# Why is only the carbonate anion used to precipitate Barium?

Q: Why is the $$\ce{CO3^2-}$$ anion used to precipitate Barium from $$\ce{BaBr2}$$ and not another anion, such as $$\ce{PO4^3-}$$, or $$\ce{SO4^2-}$$?

I am studying high school Chemistry, and the current unit is precipitations. The worked example states that $$\ce{Na2CO3}$$ can be used to precipitate $$\ce{Ba^2+}$$ from a solution of $$\ce{BaBr2}$$, which makes sense.

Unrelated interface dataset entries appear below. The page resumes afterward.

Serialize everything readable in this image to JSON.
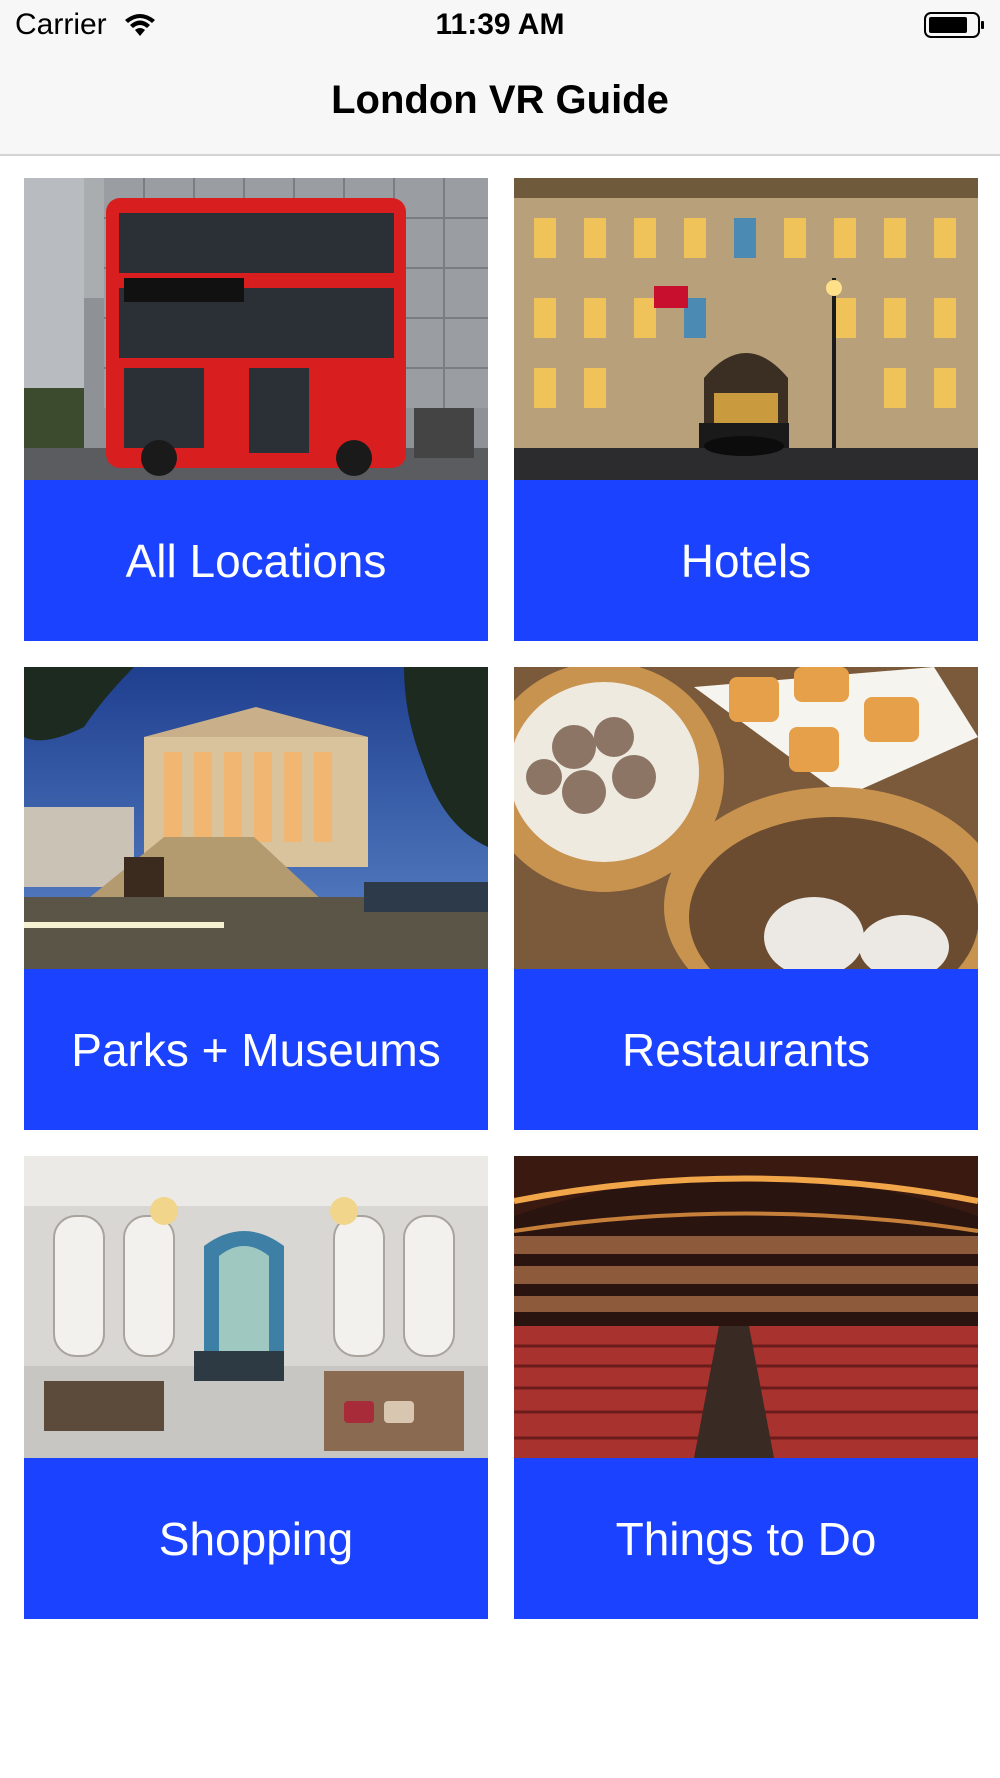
{
  "status_bar": {
    "carrier": "Carrier",
    "time": "11:39 AM",
    "wifi_icon": "wifi-icon",
    "battery_icon": "battery-icon"
  },
  "nav": {
    "title": "London VR Guide"
  },
  "tiles": [
    {
      "label": "All Locations",
      "image": "red-double-decker-bus-photo"
    },
    {
      "label": "Hotels",
      "image": "hotel-facade-night-photo"
    },
    {
      "label": "Parks + Museums",
      "image": "museum-building-dusk-photo"
    },
    {
      "label": "Restaurants",
      "image": "dim-sum-dishes-photo"
    },
    {
      "label": "Shopping",
      "image": "luxury-store-interior-photo"
    },
    {
      "label": "Things to Do",
      "image": "theatre-auditorium-photo"
    }
  ],
  "colors": {
    "tile_label_bg": "#1a42ff",
    "tile_label_text": "#ffffff",
    "nav_bg": "#f7f7f7"
  }
}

However, it does not explain why the $$\ce{CO3^2-}$$ anion should be selected, when according to the solubility table $$\ce{SO4^2-}$$ and $$\ce{PO4^3-}$$, would both be able to precipitate $$\ce{Ba^2+}$$ from $$\ce{BaBr2}$$. Am I missing something obvious? Why is it that the $$\ce{CO3^2-}$$ anion is favoured over the other two anions? `

• Do you have solubility product constants? That may tell you something. – Oscar Lanzi Sep 1 '19 at 0:25
• Who said that they’re not? Sulfate is commonly used to precipitate barium. Barium sulfate is an extremely insoluble compound. – Gimelist Sep 1 '19 at 0:27
• I don't have solubility product constants, but it seems that the choice of CO3 was just an oversimplification on the part of the publisher. Thank you both for your help! – Archie Sep 1 '19 at 0:36